- One of the main forces that could shape the demand of oil in 2023 is the lifting of Covid19 restrictions in China, which has caused a rapid spike in Covid cases. Once that wave gets under control, we should expect positive spillover on the Chinese economy and, therefore, demand for oil from the world’s second largest oil consumer. However, the timing is important as one has to consider what is happening outside China.
- This takes us to the second factor that is the global economic outlook. The International Monetary Fund (IMF) expects that a third of the global economy could enter a recession this year, including the US, China and the EU, which account for nearly 50% of oil consumption in the world. However, no one knows how deep or long that recession will be.
- Then, there is the geopolitical dimension – primarily the war in Ukraine with no clear end in sight.
- The mild weather and ample gas storage in Europe has prevented a further deterioration of the energy crisis in the continent.
- High gas prices have led to a substitution of gas by other fuels for heating, as well as reduced growth in gas demand for industrial usage.
- Liquified Natural Gas (LNG) has played a major role in easing the crisis.
Dr Nakhle was joined by Bart Cornelissen, Energy, Resources & Industrials Leader at Deloitte.
Watch the discussion:
“Energy prices and inflation: Politics trump the economics“, Dr Carole Nakhle, Dec 2022

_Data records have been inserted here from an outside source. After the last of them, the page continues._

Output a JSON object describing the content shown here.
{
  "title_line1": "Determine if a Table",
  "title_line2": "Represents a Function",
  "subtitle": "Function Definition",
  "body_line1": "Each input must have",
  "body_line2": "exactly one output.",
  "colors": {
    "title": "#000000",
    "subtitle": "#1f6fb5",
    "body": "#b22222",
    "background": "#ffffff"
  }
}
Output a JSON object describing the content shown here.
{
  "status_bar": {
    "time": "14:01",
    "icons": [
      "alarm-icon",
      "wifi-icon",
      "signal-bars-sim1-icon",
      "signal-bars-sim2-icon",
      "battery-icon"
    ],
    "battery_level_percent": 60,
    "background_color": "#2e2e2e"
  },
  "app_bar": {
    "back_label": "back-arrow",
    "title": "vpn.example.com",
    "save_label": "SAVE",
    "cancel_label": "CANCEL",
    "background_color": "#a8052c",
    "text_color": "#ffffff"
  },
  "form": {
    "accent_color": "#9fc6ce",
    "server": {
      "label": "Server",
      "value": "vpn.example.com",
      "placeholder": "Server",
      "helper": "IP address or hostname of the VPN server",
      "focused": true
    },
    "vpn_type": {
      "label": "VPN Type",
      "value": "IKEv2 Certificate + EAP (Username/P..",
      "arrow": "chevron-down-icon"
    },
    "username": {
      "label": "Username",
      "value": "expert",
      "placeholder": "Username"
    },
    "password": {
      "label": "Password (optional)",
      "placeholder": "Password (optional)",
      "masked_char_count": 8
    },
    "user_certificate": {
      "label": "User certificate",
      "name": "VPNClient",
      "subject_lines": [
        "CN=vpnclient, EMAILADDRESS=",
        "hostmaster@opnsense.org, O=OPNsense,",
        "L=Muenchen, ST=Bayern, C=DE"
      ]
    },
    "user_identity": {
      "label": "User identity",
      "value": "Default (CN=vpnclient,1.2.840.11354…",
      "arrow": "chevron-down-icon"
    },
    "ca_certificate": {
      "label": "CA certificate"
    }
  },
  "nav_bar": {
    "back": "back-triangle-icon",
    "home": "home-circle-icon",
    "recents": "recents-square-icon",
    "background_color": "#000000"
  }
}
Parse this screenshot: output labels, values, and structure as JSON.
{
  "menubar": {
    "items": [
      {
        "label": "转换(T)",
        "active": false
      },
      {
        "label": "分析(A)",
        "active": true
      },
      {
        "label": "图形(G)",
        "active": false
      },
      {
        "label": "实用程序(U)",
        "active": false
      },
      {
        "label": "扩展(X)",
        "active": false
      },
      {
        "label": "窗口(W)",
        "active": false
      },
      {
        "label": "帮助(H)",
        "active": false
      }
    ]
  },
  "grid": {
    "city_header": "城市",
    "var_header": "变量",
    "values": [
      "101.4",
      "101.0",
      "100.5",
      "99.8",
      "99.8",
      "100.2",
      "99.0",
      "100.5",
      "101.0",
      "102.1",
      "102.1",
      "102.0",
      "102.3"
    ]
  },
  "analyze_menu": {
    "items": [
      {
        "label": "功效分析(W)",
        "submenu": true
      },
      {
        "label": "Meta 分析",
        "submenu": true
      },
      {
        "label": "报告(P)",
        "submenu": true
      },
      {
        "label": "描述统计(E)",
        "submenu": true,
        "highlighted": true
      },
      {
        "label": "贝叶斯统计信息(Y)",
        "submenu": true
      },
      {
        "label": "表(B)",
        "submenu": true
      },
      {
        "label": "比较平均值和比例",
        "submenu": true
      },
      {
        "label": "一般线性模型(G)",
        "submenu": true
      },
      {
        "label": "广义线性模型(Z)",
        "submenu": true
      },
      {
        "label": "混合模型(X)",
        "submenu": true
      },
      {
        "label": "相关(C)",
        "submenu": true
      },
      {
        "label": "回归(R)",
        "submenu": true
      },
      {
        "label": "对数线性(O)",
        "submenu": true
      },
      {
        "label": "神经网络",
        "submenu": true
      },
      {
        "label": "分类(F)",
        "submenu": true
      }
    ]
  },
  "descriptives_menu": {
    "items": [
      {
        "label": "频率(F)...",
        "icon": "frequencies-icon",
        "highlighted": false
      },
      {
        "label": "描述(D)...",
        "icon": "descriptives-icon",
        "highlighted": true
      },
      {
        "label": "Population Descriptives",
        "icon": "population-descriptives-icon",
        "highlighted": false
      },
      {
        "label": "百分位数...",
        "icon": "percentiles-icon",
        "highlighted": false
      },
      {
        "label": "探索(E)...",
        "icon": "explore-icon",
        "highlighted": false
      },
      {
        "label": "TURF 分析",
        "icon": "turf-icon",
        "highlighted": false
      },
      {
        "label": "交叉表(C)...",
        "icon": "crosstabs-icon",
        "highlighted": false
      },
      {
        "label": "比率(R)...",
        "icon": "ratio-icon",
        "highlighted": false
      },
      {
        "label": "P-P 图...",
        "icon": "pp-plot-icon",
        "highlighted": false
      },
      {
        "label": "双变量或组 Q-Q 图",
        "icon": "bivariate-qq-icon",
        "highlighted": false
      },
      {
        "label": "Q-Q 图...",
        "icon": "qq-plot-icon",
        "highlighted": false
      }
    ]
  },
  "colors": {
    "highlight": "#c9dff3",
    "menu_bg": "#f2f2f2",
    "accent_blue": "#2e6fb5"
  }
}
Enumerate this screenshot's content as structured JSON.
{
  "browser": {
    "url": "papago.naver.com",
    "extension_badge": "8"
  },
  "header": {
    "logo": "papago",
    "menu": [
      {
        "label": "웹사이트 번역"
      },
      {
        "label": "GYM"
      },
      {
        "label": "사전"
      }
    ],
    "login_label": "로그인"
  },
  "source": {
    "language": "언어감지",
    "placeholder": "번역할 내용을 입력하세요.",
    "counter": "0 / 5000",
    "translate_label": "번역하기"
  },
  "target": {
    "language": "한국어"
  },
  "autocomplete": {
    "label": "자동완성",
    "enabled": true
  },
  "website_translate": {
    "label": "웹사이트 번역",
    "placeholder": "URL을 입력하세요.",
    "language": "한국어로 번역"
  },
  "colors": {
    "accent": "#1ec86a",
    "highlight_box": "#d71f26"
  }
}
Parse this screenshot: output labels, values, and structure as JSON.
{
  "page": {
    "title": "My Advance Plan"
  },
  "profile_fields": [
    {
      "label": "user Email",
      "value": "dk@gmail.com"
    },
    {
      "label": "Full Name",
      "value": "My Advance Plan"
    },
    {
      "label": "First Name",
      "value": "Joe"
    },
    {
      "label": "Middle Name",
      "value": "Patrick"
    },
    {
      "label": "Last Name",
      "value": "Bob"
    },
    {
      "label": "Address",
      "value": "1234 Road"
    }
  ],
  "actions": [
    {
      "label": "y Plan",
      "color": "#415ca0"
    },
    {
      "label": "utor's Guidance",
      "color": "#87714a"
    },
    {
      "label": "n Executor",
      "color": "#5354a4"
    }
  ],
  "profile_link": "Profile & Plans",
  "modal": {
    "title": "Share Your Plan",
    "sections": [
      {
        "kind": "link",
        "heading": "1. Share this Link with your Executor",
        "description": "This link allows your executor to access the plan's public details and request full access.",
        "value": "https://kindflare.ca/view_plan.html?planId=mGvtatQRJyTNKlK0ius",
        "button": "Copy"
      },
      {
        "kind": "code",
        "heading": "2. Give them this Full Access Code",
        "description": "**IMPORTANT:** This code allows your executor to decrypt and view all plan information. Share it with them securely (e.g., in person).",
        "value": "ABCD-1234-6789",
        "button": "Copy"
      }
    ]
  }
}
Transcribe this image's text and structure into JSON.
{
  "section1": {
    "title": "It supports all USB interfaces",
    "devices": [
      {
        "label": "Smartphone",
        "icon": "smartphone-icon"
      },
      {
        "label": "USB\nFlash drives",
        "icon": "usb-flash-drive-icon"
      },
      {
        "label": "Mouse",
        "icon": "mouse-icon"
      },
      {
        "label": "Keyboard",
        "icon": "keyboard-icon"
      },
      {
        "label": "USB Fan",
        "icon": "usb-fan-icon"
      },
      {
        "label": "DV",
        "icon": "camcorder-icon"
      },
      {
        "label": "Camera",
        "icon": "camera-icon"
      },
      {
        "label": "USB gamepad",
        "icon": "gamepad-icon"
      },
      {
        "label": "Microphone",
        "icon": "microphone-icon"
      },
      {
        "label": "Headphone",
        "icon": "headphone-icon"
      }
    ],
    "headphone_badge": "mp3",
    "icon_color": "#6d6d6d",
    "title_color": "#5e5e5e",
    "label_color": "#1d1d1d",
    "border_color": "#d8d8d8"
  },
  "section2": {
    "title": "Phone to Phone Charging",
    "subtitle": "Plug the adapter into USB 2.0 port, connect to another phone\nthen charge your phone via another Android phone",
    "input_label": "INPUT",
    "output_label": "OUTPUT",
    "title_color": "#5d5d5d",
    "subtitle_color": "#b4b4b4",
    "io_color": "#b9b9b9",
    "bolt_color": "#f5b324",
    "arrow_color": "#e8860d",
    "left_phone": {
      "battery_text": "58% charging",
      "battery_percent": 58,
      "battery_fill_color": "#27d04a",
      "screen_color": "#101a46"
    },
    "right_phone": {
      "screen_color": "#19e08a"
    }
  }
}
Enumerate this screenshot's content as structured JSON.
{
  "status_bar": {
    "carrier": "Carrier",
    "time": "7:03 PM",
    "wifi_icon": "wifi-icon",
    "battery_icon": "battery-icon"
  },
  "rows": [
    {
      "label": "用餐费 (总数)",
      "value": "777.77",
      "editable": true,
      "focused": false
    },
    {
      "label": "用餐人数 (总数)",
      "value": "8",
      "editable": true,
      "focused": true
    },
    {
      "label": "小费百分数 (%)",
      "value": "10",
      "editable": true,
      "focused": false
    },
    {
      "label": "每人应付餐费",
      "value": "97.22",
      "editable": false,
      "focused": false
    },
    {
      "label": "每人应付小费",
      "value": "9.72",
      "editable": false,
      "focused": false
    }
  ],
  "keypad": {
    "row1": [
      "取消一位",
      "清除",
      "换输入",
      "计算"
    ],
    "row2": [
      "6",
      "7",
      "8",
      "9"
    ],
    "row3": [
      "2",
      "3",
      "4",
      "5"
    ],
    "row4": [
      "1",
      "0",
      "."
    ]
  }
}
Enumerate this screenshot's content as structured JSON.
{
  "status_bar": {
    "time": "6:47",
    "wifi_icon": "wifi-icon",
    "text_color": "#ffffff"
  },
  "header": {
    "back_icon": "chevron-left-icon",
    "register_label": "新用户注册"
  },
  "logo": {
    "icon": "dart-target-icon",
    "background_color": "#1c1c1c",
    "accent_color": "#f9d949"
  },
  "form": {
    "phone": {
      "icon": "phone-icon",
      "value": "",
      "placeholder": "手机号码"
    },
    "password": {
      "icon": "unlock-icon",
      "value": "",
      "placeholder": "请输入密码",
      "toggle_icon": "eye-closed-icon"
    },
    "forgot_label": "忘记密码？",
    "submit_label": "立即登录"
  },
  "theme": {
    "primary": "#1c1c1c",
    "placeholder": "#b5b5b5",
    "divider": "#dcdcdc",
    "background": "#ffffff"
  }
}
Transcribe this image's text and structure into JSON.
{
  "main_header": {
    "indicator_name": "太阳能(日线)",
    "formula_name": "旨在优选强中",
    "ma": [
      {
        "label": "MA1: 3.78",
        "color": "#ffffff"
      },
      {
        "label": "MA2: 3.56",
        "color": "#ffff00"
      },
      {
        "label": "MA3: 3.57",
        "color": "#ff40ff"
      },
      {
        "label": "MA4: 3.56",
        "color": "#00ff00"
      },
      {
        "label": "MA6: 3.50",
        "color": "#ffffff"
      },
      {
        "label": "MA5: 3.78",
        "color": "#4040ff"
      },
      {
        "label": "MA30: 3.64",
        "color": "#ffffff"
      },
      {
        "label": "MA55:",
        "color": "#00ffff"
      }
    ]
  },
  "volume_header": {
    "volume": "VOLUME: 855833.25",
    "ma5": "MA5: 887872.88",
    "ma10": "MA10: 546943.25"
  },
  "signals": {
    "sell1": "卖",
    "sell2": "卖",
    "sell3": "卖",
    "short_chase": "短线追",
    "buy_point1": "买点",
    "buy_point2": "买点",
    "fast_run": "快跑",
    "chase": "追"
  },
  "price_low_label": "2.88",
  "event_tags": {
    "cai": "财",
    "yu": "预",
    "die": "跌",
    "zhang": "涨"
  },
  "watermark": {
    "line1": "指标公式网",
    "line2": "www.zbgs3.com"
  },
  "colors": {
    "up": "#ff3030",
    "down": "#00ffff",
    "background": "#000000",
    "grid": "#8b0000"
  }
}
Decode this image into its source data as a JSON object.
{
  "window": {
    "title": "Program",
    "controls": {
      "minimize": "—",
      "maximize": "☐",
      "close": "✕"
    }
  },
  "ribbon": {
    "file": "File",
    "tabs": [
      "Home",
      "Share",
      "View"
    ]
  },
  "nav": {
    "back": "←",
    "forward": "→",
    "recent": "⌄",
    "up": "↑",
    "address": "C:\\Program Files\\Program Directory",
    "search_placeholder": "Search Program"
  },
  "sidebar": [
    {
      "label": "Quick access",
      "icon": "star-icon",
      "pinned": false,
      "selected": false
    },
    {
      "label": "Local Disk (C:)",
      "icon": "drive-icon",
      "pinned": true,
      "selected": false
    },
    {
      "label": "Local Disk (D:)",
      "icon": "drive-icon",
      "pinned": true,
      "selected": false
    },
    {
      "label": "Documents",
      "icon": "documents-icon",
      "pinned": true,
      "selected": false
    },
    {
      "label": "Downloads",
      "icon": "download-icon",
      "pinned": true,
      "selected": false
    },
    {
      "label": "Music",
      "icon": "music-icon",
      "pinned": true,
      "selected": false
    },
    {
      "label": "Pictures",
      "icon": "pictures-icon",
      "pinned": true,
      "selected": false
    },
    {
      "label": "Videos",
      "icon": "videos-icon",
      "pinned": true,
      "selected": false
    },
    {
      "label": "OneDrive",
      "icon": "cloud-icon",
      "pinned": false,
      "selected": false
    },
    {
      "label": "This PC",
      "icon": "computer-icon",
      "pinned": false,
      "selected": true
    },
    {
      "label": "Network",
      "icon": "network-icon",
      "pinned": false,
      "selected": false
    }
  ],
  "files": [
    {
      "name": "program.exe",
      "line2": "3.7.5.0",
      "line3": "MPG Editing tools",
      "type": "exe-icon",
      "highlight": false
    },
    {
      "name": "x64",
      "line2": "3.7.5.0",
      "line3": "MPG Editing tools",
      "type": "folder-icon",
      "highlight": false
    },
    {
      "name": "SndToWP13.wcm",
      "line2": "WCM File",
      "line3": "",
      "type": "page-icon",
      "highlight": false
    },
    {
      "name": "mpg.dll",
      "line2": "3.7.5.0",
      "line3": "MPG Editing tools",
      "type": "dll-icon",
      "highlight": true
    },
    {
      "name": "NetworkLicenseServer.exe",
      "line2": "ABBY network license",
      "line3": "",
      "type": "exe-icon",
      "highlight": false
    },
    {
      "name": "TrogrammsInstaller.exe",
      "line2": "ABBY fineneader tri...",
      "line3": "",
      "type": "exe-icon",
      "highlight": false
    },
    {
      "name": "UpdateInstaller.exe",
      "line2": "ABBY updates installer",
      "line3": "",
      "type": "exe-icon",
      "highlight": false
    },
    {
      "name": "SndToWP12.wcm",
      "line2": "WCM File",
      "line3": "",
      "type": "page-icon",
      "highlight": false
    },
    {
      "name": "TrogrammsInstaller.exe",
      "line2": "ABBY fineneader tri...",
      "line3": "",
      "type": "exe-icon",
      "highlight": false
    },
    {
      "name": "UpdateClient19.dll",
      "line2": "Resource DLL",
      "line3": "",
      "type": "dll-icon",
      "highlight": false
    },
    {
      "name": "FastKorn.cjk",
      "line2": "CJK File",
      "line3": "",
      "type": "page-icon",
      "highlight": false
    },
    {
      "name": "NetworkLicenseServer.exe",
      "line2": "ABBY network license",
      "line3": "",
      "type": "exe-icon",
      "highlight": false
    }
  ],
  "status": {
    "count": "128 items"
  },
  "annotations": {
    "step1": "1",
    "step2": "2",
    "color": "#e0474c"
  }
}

“Reasons behind the recent drop in EU gas prices“, Dr Carole Nakhle, Jan 2023
“Upbeat in OPEC’s oil market report“, Dr Carole Nakhle, Dec 2022